The Southeastern Fishes Council Technical Advisory Committee reviewed the diversity, distribution, and status of all native freshwater and diadromous fishes across 51 major drainage units of the southern United States. The southern United States supports more native fishes than any area of comparable size on the North American continent north of Mexico, but also has a high proportion of its fishes in need of conservation action. The review included 662 native freshwater and diadromous fishes and 24 marine fishes that are significant components of freshwater ecosystems. Of this total, 560 described, freshwater fish species are documented, and 49 undescribed species are included provisionally pending formal description. Described subspecies (86) are recognized within 43 species, 6 fishes have undescribed subspecies, and 9 others are recognized as complexes of undescribed taxa. Extinct, endangered, threatened, or vulnerable status is recognized for 28% (187 taxa) of southern freshwater and diadromous fishes. To date, 3 southern fishes are known to be extinct throughout their ranges, 2 are extirpated from the study region, and 2 others may be extinct. Of the extant southern fishes, 41 (6%) are regarded as endangered, 46 (7%) are regarded as threatened, and 101 (15%) are regarded as vulnerable. Five marine fishes that frequent fresh water are regarded as vulnerable. Our assessment represents a 75% increase in jeopardized southern fishes since 1989 and a 125% increase in 20 years.

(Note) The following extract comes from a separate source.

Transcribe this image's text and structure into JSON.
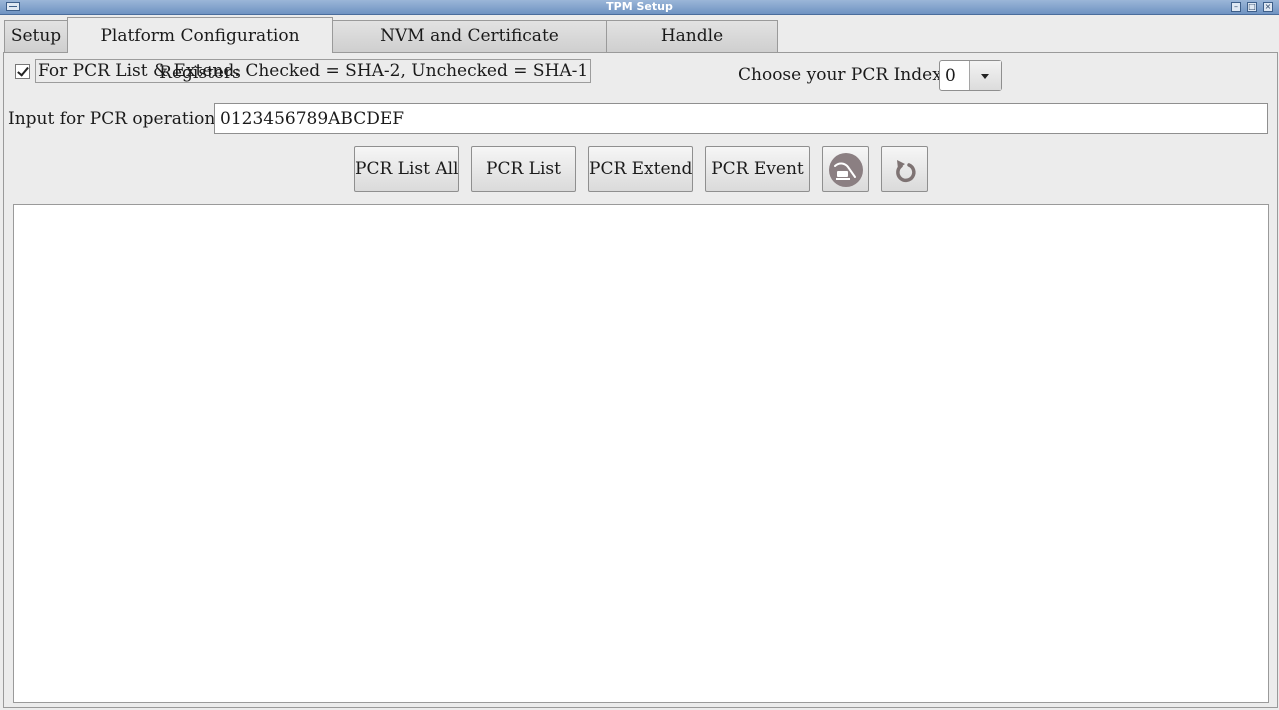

The trend for fishes in the southern United States is clear; jeopardized fishes are successively being moved from the vulnerable category to that of imminent threat of extinction.
US Forest Service; Oxford, MS